_Task_
Please write out the full listing beneath this line exactly, skipping its images.

_Input_
----------

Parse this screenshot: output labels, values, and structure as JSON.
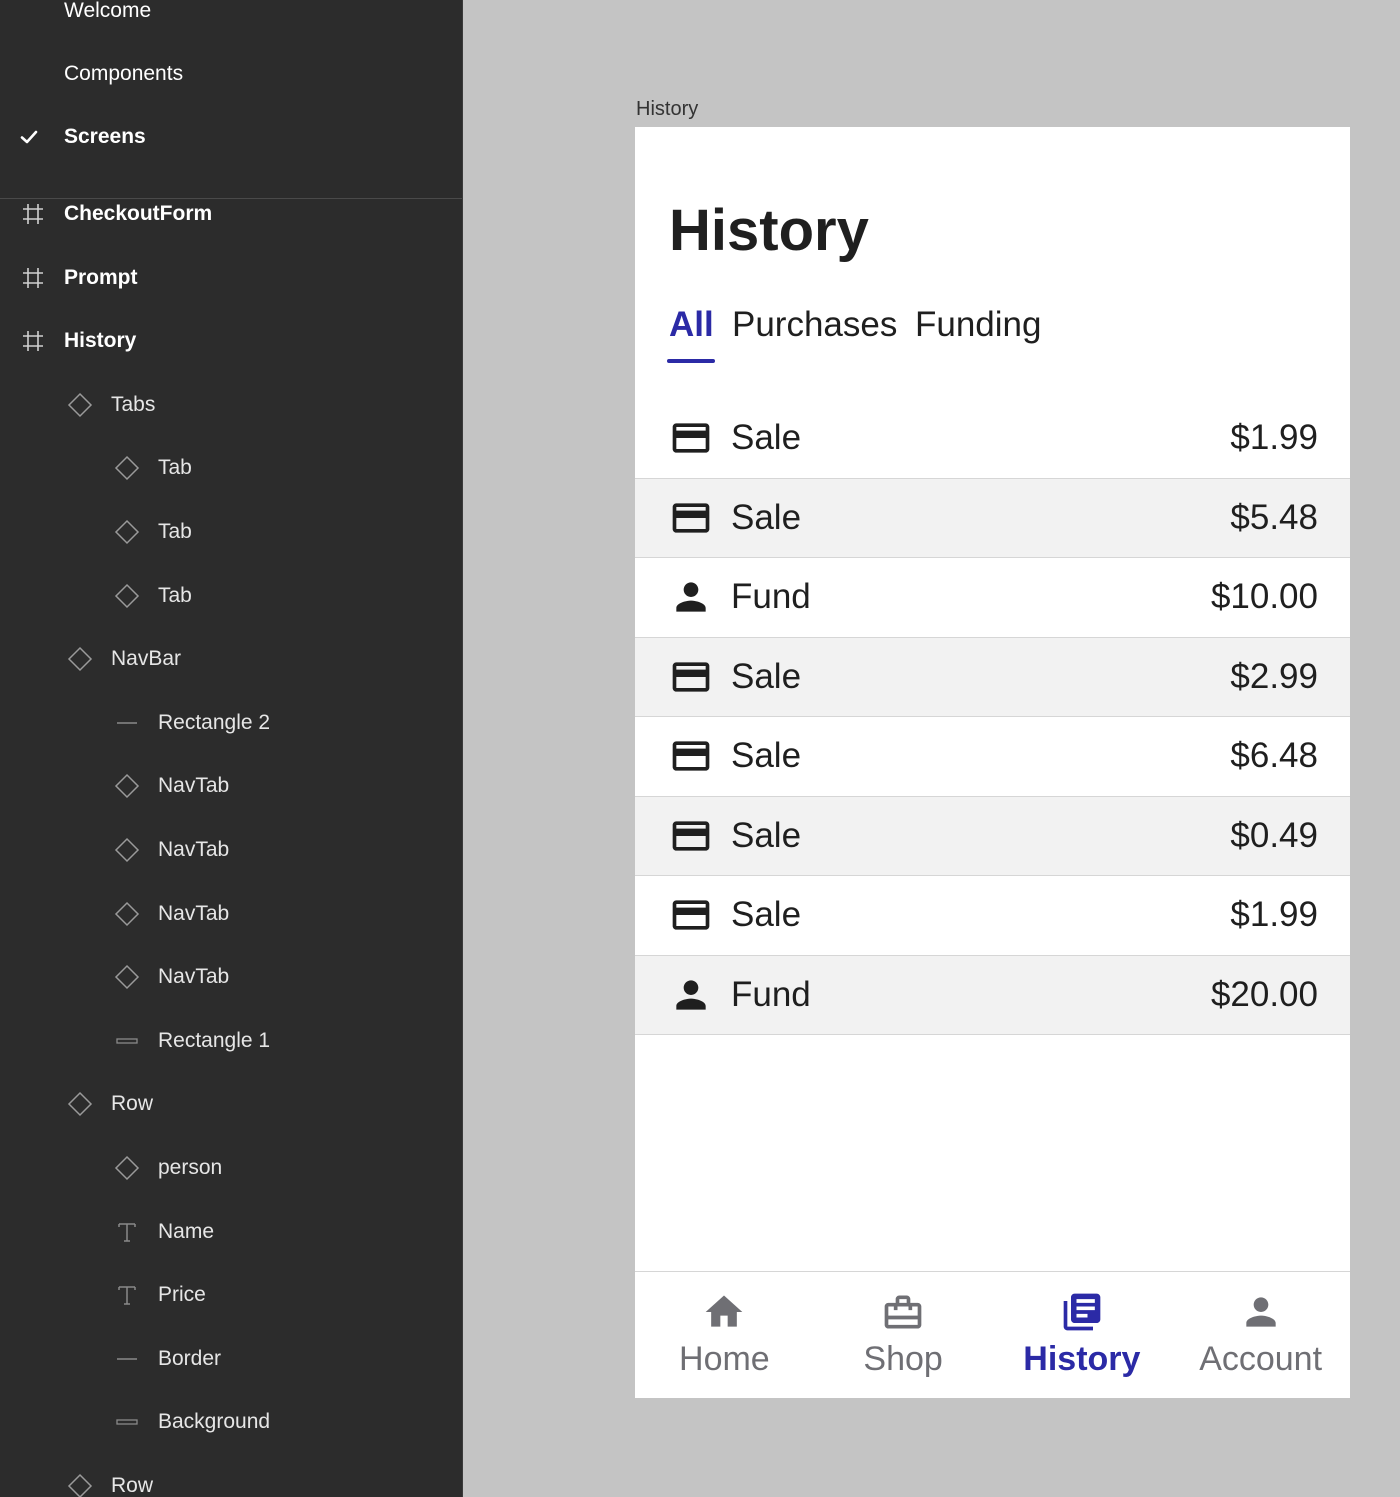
{
  "layers_panel": {
    "pages": [
      {
        "label": "Welcome",
        "current": false
      },
      {
        "label": "Components",
        "current": false
      },
      {
        "label": "Screens",
        "current": true
      }
    ],
    "layers": [
      {
        "label": "CheckoutForm",
        "type": "frame",
        "depth": 0
      },
      {
        "label": "Prompt",
        "type": "frame",
        "depth": 0
      },
      {
        "label": "History",
        "type": "frame",
        "depth": 0
      },
      {
        "label": "Tabs",
        "type": "instance",
        "depth": 1
      },
      {
        "label": "Tab",
        "type": "instance",
        "depth": 2
      },
      {
        "label": "Tab",
        "type": "instance",
        "depth": 2
      },
      {
        "label": "Tab",
        "type": "instance",
        "depth": 2
      },
      {
        "label": "NavBar",
        "type": "instance",
        "depth": 1
      },
      {
        "label": "Rectangle 2",
        "type": "line",
        "depth": 2
      },
      {
        "label": "NavTab",
        "type": "instance",
        "depth": 2
      },
      {
        "label": "NavTab",
        "type": "instance",
        "depth": 2
      },
      {
        "label": "NavTab",
        "type": "instance",
        "depth": 2
      },
      {
        "label": "NavTab",
        "type": "instance",
        "depth": 2
      },
      {
        "label": "Rectangle 1",
        "type": "rect",
        "depth": 2
      },
      {
        "label": "Row",
        "type": "instance",
        "depth": 1
      },
      {
        "label": "person",
        "type": "instance",
        "depth": 2
      },
      {
        "label": "Name",
        "type": "text",
        "depth": 2
      },
      {
        "label": "Price",
        "type": "text",
        "depth": 2
      },
      {
        "label": "Border",
        "type": "line",
        "depth": 2
      },
      {
        "label": "Background",
        "type": "rect",
        "depth": 2
      },
      {
        "label": "Row",
        "type": "instance",
        "depth": 1
      }
    ]
  },
  "canvas": {
    "frame_label": "History"
  },
  "screen": {
    "title": "History",
    "tabs": [
      {
        "label": "All",
        "active": true
      },
      {
        "label": "Purchases",
        "active": false
      },
      {
        "label": "Funding",
        "active": false
      }
    ],
    "rows": [
      {
        "icon": "credit-card-icon",
        "name": "Sale",
        "price": "$1.99"
      },
      {
        "icon": "credit-card-icon",
        "name": "Sale",
        "price": "$5.48"
      },
      {
        "icon": "person-icon",
        "name": "Fund",
        "price": "$10.00"
      },
      {
        "icon": "credit-card-icon",
        "name": "Sale",
        "price": "$2.99"
      },
      {
        "icon": "credit-card-icon",
        "name": "Sale",
        "price": "$6.48"
      },
      {
        "icon": "credit-card-icon",
        "name": "Sale",
        "price": "$0.49"
      },
      {
        "icon": "credit-card-icon",
        "name": "Sale",
        "price": "$1.99"
      },
      {
        "icon": "person-icon",
        "name": "Fund",
        "price": "$20.00"
      }
    ],
    "navbar": [
      {
        "icon": "home-icon",
        "label": "Home",
        "active": false
      },
      {
        "icon": "briefcase-icon",
        "label": "Shop",
        "active": false
      },
      {
        "icon": "history-icon",
        "label": "History",
        "active": true
      },
      {
        "icon": "account-icon",
        "label": "Account",
        "active": false
      }
    ]
  },
  "colors": {
    "accent": "#2b2aa6",
    "panel_bg": "#2c2c2c",
    "canvas_bg": "#c4c4c4",
    "row_alt_bg": "#f2f2f2",
    "nav_inactive": "#6f6f74"
  }
}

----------

_Finished task_
Parse this screenshot: output labels, values, and structure as JSON.
{
  "layers_panel": {
    "pages": [
      {
        "label": "Welcome",
        "current": false
      },
      {
        "label": "Components",
        "current": false
      },
      {
        "label": "Screens",
        "current": true
      }
    ],
    "layers": [
      {
        "label": "CheckoutForm",
        "type": "frame",
        "depth": 0
      },
      {
        "label": "Prompt",
        "type": "frame",
        "depth": 0
      },
      {
        "label": "History",
        "type": "frame",
        "depth": 0
      },
      {
        "label": "Tabs",
        "type": "instance",
        "depth": 1
      },
      {
        "label": "Tab",
        "type": "instance",
        "depth": 2
      },
      {
        "label": "Tab",
        "type": "instance",
        "depth": 2
      },
      {
        "label": "Tab",
        "type": "instance",
        "depth": 2
      },
      {
        "label": "NavBar",
        "type": "instance",
        "depth": 1
      },
      {
        "label": "Rectangle 2",
        "type": "line",
        "depth": 2
      },
      {
        "label": "NavTab",
        "type": "instance",
        "depth": 2
      },
      {
        "label": "NavTab",
        "type": "instance",
        "depth": 2
      },
      {
        "label": "NavTab",
        "type": "instance",
        "depth": 2
      },
      {
        "label": "NavTab",
        "type": "instance",
        "depth": 2
      },
      {
        "label": "Rectangle 1",
        "type": "rect",
        "depth": 2
      },
      {
        "label": "Row",
        "type": "instance",
        "depth": 1
      },
      {
        "label": "person",
        "type": "instance",
        "depth": 2
      },
      {
        "label": "Name",
        "type": "text",
        "depth": 2
      },
      {
        "label": "Price",
        "type": "text",
        "depth": 2
      },
      {
        "label": "Border",
        "type": "line",
        "depth": 2
      },
      {
        "label": "Background",
        "type": "rect",
        "depth": 2
      },
      {
        "label": "Row",
        "type": "instance",
        "depth": 1
      }
    ]
  },
  "canvas": {
    "frame_label": "History"
  },
  "screen": {
    "title": "History",
    "tabs": [
      {
        "label": "All",
        "active": true
      },
      {
        "label": "Purchases",
        "active": false
      },
      {
        "label": "Funding",
        "active": false
      }
    ],
    "rows": [
      {
        "icon": "credit-card-icon",
        "name": "Sale",
        "price": "$1.99"
      },
      {
        "icon": "credit-card-icon",
        "name": "Sale",
        "price": "$5.48"
      },
      {
        "icon": "person-icon",
        "name": "Fund",
        "price": "$10.00"
      },
      {
        "icon": "credit-card-icon",
        "name": "Sale",
        "price": "$2.99"
      },
      {
        "icon": "credit-card-icon",
        "name": "Sale",
        "price": "$6.48"
      },
      {
        "icon": "credit-card-icon",
        "name": "Sale",
        "price": "$0.49"
      },
      {
        "icon": "credit-card-icon",
        "name": "Sale",
        "price": "$1.99"
      },
      {
        "icon": "person-icon",
        "name": "Fund",
        "price": "$20.00"
      }
    ],
    "navbar": [
      {
        "icon": "home-icon",
        "label": "Home",
        "active": false
      },
      {
        "icon": "briefcase-icon",
        "label": "Shop",
        "active": false
      },
      {
        "icon": "history-icon",
        "label": "History",
        "active": true
      },
      {
        "icon": "account-icon",
        "label": "Account",
        "active": false
      }
    ]
  },
  "colors": {
    "accent": "#2b2aa6",
    "panel_bg": "#2c2c2c",
    "canvas_bg": "#c4c4c4",
    "row_alt_bg": "#f2f2f2",
    "nav_inactive": "#6f6f74"
  }
}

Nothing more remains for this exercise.